It’s obvious Grandfather is struggling financially.  He has been forced to find other ways to earn a crust, first by opening his own academy, then working for others in a more legitimate  enterprise. His mind must have been wound to fever pitch searching for new ways to make an easy dollar. 

Finally with debts mounting he sets up a fight with the successful Australian boxer, Tim Tracey in Wellington’s Exchange Hall billing himself as a prominent titleholder from the States.  ChasBert was many things but he wasn’t a fool, he knew his limitations as a professional boxer, but recognized his ability to fudge a match.  He also knew it was just about impossible to check his boxing credentials in far away USA.

Grandfather was the opponent you lined up when you didn’t want your boy to lose, the opponent who acknowledged he didn’t have a hope in hell of winning, but knew enough to look convincing when he lost.  And lose he did, on just about every occasion he entered the ring.

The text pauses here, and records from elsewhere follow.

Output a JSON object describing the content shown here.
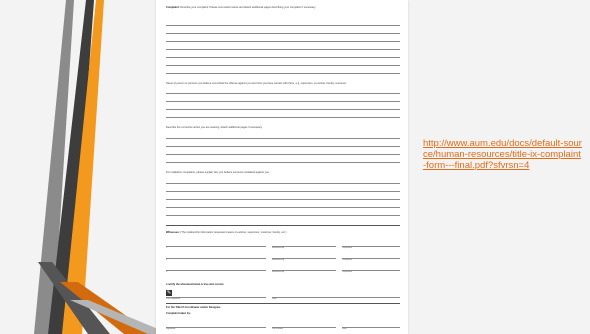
{
  "document": {
    "complaint_heading": "Complaint:",
    "complaint_text": "Describe your complaint. Please summarize below and attach additional pages describing your complaint if necessary.",
    "persons_text": "Name of person or persons you believe committed the offense against you and how you have contact with them, e.g. supervisor, co-worker, faculty, customer:",
    "corrective_text": "Describe the corrective action you are seeking. Attach additional pages if necessary.",
    "retaliation_text": "For retaliation complaints, please explain why you believe someone retaliated against you:",
    "witnesses_heading": "Witnesses:",
    "witnesses_text": "(The relationship information requested means co-worker, supervisor, customer, faculty, etc.)",
    "witness_rows": [
      {
        "num": "1.",
        "relationship": "Relationship",
        "telephone": "Telephone"
      },
      {
        "num": "2.",
        "relationship": "Relationship",
        "telephone": "Telephone"
      },
      {
        "num": "3.",
        "relationship": "Relationship",
        "telephone": "Telephone"
      }
    ],
    "certify_text": "I certify the aforementioned is true and correct.",
    "signature_label": "Your Signature",
    "date_label": "Date",
    "office_heading": "For the Title IX Coordinator and/or Designee",
    "received_text": "Complaint taken by:",
    "bottom_labels": {
      "signature": "Signature",
      "print_name": "Print Name",
      "date": "Date"
    }
  },
  "link": {
    "text": "http://www.aum.edu/docs/default-source/human-resources/title-ix-complaint-form---final.pdf?sfvrsn=4"
  },
  "colors": {
    "accent": "#e46c17",
    "deco_orange": "#f39a1e",
    "deco_dark": "#3d3d3d",
    "deco_gray": "#8b8b8b",
    "background": "#f3f3f3"
  }
}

True to form he loses the match with Tracey.  In the boxing world at least it seems ChasBert is a born loser.  Keep in mind though even the losers received  payment.

Two items in the New Zealand Free Lance around this time give us an enlightening description of an aging Chas as a ‘chunky little man with a hard face and hard muscles’. Whatever happened to the ‘clean wholesome young athlete’ of earlier years?

PAPERS PAST - New Zealand Free Lance 2 January 1904

Grandfather is still spinning tall stories yet somewhere in the interview he mentions his original trade; the first time I’ve seen him admitting to being a compositor or newspaper print setter – picking up stamps.  Again the reference to being able to look after  anyone requiring to be ‘dealt with’.

Marshall ‘Major’ Taylor – World Champion Cyclist

By 1904 Grandfather really is thirty years of age and maybe finding it difficult to match his youthful dexterity with the punch ball.  A visiting sportsman, the world champion American cyclist Marshall ‘Major’ Taylor arrives in town and who does he choose as his local trainer cum manager, cum bodyguard? The affable athletic instructor, and fellow countryman, Charles Brown Parker of course.  

I suspect the choice was made though with a lot of help from ChasBert’s gift of the gab the cyclist having no real choice in the matter. ‘Major’ Taylor was a quiet religious man of strong principals.  Though Kentucky born he had been raised in Indiana and perhaps there lay another link to Grandfather.

His success in the world of competitive cycling had been marred by constant racial taunts and physical threats and there was a real need for a resident minder or bodyguard; hence the presence of ChasBert.  I have to wonder though is this the first time Chas has been hired for his hard hitting fists because it certainly won’t be the last.

But in light of future revelations yet to surface in Australia the partnership between Grandfather and the cyclist, though brief, was a puzzling one.


Ahead, in his final years in New Zealand Grandfather forms his own theatrical company, an ambitious move involving chorus girls and large sums of other people's money.  As his family grows and Maggie seeks refuge in Fiji, Chas makes a sympathy seeking announcement to the press, but is he telling the truth?


Next –   Grandfather – Death of a Son - True or False...
Robyn Mortimer ©2011